- Exercise details:
How many lines in this material include the string "text"? Answer with the number and nothing further.

****************

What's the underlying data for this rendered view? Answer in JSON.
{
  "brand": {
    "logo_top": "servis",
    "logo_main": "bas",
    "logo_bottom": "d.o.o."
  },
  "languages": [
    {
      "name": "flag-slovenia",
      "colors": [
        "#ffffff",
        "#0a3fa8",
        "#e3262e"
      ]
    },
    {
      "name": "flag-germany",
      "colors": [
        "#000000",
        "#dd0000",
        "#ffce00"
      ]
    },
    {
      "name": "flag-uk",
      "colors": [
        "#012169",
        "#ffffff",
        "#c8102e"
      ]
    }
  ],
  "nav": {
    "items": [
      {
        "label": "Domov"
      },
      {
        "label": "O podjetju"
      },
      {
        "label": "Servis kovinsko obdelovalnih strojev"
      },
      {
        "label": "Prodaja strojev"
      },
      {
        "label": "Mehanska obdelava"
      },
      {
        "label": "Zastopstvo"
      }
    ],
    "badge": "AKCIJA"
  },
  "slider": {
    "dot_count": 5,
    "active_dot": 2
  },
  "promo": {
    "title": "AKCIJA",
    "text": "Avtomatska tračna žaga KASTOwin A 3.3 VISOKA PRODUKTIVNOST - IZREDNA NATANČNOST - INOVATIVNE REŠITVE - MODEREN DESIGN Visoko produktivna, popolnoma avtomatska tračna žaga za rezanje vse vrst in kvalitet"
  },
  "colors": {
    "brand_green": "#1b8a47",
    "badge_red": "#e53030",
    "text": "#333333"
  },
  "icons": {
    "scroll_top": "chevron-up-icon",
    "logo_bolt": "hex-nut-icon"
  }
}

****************

- Reply:
2